WILLIAMSPORT -- The United States Postal Service wants pet owners to keep an eye out for their local mail carriers.
Last year, 114 mail carriers in central Pennsylvania were attacked by dogs.
We've all heard that mail carriers have a precarious relationship with dogs, but how do they handle the obstacles while working? We decided the best way to find that out would be to go along with them.
With hundreds of letters to deliver each day, mailman James Pryor is constantly on the go. With nearly 17 years under his belt, Pryor knows his route and what to expect behind almost every door.
"Normally, if a dog is growling or barking, I'm not going anywhere near it," he said.
Late last week, the postal service announced that nearly 7,000 employees were attacked by dogs last year.
"I've actually been nipped twice, nothing serious," Pryor said.
In central Pennsylvania, 114 mail carriers were bitten last year. That's up 14 people from the year before.
"If that means we have to hold your mail for the day, then that might have to happen," said Pryor.
So why the increase in dog bites?
According to the postal service, mail carriers are now working Sundays, which means there is a mail carrier out every day of the week.

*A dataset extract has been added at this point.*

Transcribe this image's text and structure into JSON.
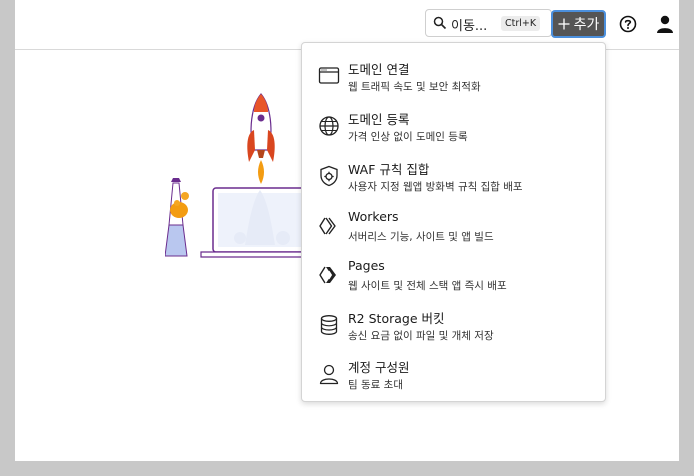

A lot of those deliveries are packages, which means they are not just delivering to your mailbox, they have to go right to the door.
Mail carriers have ways to protect themselves. They can block a dog using their satchel and they do carry mace.
Mike Briel had two large dogs growing up and thinks the responsibility of a dog bite should fall on the owner.
"I think to avoid the problem, they need to be in the house or locked up or in the house or in their cage, so they don't get sued because that is what's going to happen," Briel said.
When mail carriers do get bitten, the postal service reports it to local authorities, and while the postal service doesn't do this, mail carriers can pursue legal remedies if they are bitten by a dog while on the job.